Dataset rows for apps and sites:
###
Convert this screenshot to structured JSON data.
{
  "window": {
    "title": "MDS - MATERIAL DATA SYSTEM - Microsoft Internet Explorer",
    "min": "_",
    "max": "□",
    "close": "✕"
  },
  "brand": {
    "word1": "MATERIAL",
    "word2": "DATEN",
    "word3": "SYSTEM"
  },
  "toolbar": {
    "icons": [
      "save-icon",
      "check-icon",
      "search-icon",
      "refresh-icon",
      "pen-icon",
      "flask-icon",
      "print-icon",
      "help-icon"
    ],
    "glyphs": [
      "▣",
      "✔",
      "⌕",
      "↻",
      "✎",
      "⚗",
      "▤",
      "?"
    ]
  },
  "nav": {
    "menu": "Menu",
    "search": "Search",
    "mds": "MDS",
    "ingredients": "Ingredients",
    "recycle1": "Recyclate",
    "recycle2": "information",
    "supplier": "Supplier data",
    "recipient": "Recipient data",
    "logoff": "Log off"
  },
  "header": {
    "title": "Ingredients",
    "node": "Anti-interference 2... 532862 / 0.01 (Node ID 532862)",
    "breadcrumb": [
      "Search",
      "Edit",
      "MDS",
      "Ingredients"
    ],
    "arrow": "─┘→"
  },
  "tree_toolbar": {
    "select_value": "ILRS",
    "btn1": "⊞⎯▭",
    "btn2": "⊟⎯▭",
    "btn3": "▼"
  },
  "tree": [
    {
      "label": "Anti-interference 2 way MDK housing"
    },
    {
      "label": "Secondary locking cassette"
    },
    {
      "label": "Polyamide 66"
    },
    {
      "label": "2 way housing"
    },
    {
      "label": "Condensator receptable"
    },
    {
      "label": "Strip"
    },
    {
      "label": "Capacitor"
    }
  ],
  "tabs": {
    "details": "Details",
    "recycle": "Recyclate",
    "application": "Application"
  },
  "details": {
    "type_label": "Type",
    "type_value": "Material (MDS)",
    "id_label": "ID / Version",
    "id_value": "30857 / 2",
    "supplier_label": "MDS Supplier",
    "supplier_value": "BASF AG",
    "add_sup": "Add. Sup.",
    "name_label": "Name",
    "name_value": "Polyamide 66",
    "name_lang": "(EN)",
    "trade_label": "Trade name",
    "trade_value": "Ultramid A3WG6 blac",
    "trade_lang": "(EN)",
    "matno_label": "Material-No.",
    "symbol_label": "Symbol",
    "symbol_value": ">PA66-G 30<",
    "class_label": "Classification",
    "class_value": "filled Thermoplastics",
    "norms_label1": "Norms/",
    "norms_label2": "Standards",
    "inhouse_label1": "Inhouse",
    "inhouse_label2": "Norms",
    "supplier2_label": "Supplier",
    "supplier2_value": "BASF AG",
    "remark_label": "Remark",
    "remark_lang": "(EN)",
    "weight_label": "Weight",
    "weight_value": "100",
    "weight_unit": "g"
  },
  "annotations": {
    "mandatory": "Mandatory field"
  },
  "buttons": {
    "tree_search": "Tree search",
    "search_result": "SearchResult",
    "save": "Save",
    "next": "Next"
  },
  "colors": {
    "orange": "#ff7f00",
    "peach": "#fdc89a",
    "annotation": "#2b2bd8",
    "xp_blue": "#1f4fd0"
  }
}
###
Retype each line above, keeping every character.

Convert this screenshot to structured JSON data.
{
  "window": {
    "title": "MDS - MATERIAL DATA SYSTEM - Microsoft Internet Explorer",
    "min": "_",
    "max": "□",
    "close": "✕"
  },
  "brand": {
    "word1": "MATERIAL",
    "word2": "DATEN",
    "word3": "SYSTEM"
  },
  "toolbar": {
    "icons": [
      "save-icon",
      "check-icon",
      "search-icon",
      "refresh-icon",
      "pen-icon",
      "flask-icon",
      "print-icon",
      "help-icon"
    ],
    "glyphs": [
      "▣",
      "✔",
      "⌕",
      "↻",
      "✎",
      "⚗",
      "▤",
      "?"
    ]
  },
  "nav": {
    "menu": "Menu",
    "search": "Search",
    "mds": "MDS",
    "ingredients": "Ingredients",
    "recycle1": "Recyclate",
    "recycle2": "information",
    "supplier": "Supplier data",
    "recipient": "Recipient data",
    "logoff": "Log off"
  },
  "header": {
    "title": "Ingredients",
    "node": "Anti-interference 2... 532862 / 0.01 (Node ID 532862)",
    "breadcrumb": [
      "Search",
      "Edit",
      "MDS",
      "Ingredients"
    ],
    "arrow": "─┘→"
  },
  "tree_toolbar": {
    "select_value": "ILRS",
    "btn1": "⊞⎯▭",
    "btn2": "⊟⎯▭",
    "btn3": "▼"
  },
  "tree": [
    {
      "label": "Anti-interference 2 way MDK housing"
    },
    {
      "label": "Secondary locking cassette"
    },
    {
      "label": "Polyamide 66"
    },
    {
      "label": "2 way housing"
    },
    {
      "label": "Condensator receptable"
    },
    {
      "label": "Strip"
    },
    {
      "label": "Capacitor"
    }
  ],
  "tabs": {
    "details": "Details",
    "recycle": "Recyclate",
    "application": "Application"
  },
  "details": {
    "type_label": "Type",
    "type_value": "Material (MDS)",
    "id_label": "ID / Version",
    "id_value": "30857 / 2",
    "supplier_label": "MDS Supplier",
    "supplier_value": "BASF AG",
    "add_sup": "Add. Sup.",
    "name_label": "Name",
    "name_value": "Polyamide 66",
    "name_lang": "(EN)",
    "trade_label": "Trade name",
    "trade_value": "Ultramid A3WG6 blac",
    "trade_lang": "(EN)",
    "matno_label": "Material-No.",
    "symbol_label": "Symbol",
    "symbol_value": ">PA66-G 30<",
    "class_label": "Classification",
    "class_value": "filled Thermoplastics",
    "norms_label1": "Norms/",
    "norms_label2": "Standards",
    "inhouse_label1": "Inhouse",
    "inhouse_label2": "Norms",
    "supplier2_label": "Supplier",
    "supplier2_value": "BASF AG",
    "remark_label": "Remark",
    "remark_lang": "(EN)",
    "weight_label": "Weight",
    "weight_value": "100",
    "weight_unit": "g"
  },
  "annotations": {
    "mandatory": "Mandatory field"
  },
  "buttons": {
    "tree_search": "Tree search",
    "search_result": "SearchResult",
    "save": "Save",
    "next": "Next"
  },
  "colors": {
    "orange": "#ff7f00",
    "peach": "#fdc89a",
    "annotation": "#2b2bd8",
    "xp_blue": "#1f4fd0"
  }
}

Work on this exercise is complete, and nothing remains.